> Task goal: Lift out each line of the data that holds "icon".

> Material for this exercise:
=====
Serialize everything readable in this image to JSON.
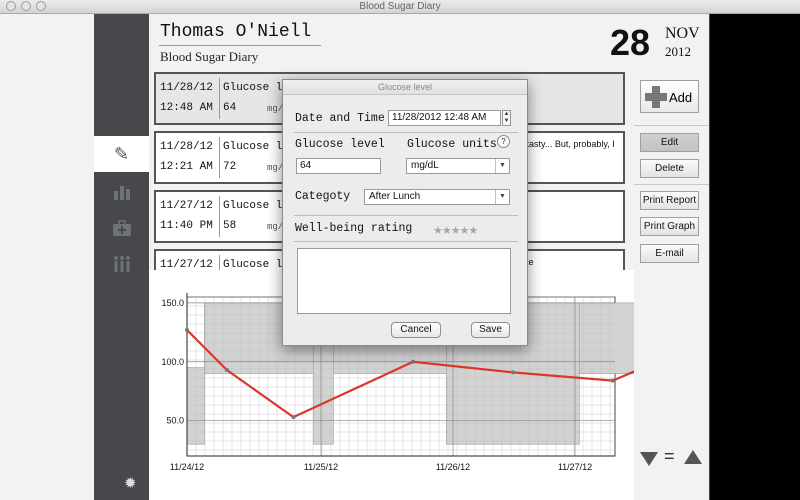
{
  "window": {
    "title": "Blood Sugar Diary"
  },
  "header": {
    "name": "Thomas O'Niell",
    "subtitle": "Blood Sugar Diary",
    "day": "28",
    "month": "NOV",
    "year": "2012"
  },
  "sidebar": {
    "tabs": [
      {
        "name": "pencil-icon",
        "glyph": "✎"
      },
      {
        "name": "bar-chart-icon",
        "glyph": "▮"
      },
      {
        "name": "first-aid-kit-icon",
        "glyph": "✚"
      },
      {
        "name": "people-icon",
        "glyph": "⚇"
      }
    ],
    "settings_icon": "gear-icon"
  },
  "entries": [
    {
      "date": "11/28/12",
      "time": "12:48 AM",
      "label": "Glucose level",
      "value": "64",
      "unit": "mg/dL",
      "note": ""
    },
    {
      "date": "11/28/12",
      "time": "12:21 AM",
      "label": "Glucose level",
      "value": "72",
      "unit": "mg/dL",
      "note": "o tasty... But, probably, I"
    },
    {
      "date": "11/27/12",
      "time": "11:40 PM",
      "label": "Glucose level",
      "value": "58",
      "unit": "mg/dL",
      "note": ""
    },
    {
      "date": "11/27/12",
      "time": "",
      "label": "Glucose level",
      "value": "",
      "unit": "",
      "note": "ake"
    }
  ],
  "toolbar": {
    "add": "Add",
    "edit": "Edit",
    "delete": "Delete",
    "print_report": "Print Report",
    "print_graph": "Print Graph",
    "email": "E-mail",
    "nav_equal": "="
  },
  "dialog": {
    "title": "Glucose level",
    "date_time_label": "Date and Time",
    "date_time_value": "11/28/2012 12:48 AM",
    "glucose_level_label": "Glucose level",
    "glucose_level_value": "64",
    "glucose_units_label": "Glucose units",
    "glucose_units_value": "mg/dL",
    "help": "?",
    "category_label": "Categoty",
    "category_value": "After Lunch",
    "wellbeing_label": "Well-being rating",
    "stars": "★★★★★",
    "rating": 0,
    "notes": "",
    "cancel": "Cancel",
    "save": "Save"
  },
  "colors": {
    "line": "#d9392b",
    "band": "#d2d2d2",
    "sidebar": "#46484c"
  },
  "chart_data": {
    "type": "line",
    "x": [
      "11/24/12",
      "11/24/12",
      "11/25/12",
      "11/25/12",
      "11/26/12",
      "11/26/12",
      "11/27/12",
      "11/27/12",
      "11/27/12"
    ],
    "x_days": [
      0.0,
      0.3,
      0.8,
      1.7,
      2.45,
      3.2,
      3.6,
      3.85,
      3.86
    ],
    "values": [
      127,
      93,
      53,
      100,
      91,
      84,
      103,
      57,
      72
    ],
    "ticks_x": [
      "11/24/12",
      "11/25/12",
      "11/26/12",
      "11/27/12"
    ],
    "ticks_y": [
      "150.0",
      "100.0",
      "50.0"
    ],
    "ylim": [
      20,
      155
    ],
    "grid": true,
    "band": [
      {
        "x0": 0.0,
        "x1": 0.13,
        "lo": 30,
        "hi": 95
      },
      {
        "x0": 0.13,
        "x1": 0.95,
        "lo": 90,
        "hi": 150
      },
      {
        "x0": 0.95,
        "x1": 1.1,
        "lo": 30,
        "hi": 150
      },
      {
        "x0": 1.1,
        "x1": 1.95,
        "lo": 90,
        "hi": 150
      },
      {
        "x0": 1.95,
        "x1": 2.95,
        "lo": 30,
        "hi": 150
      },
      {
        "x0": 2.95,
        "x1": 3.65,
        "lo": 90,
        "hi": 150
      },
      {
        "x0": 3.65,
        "x1": 3.9,
        "lo": 30,
        "hi": 150
      }
    ]
  }
}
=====
> Answer to this task:
        "name": "pencil-icon",
        "name": "bar-chart-icon",
        "name": "first-aid-kit-icon",
        "name": "people-icon",
    "settings_icon": "gear-icon"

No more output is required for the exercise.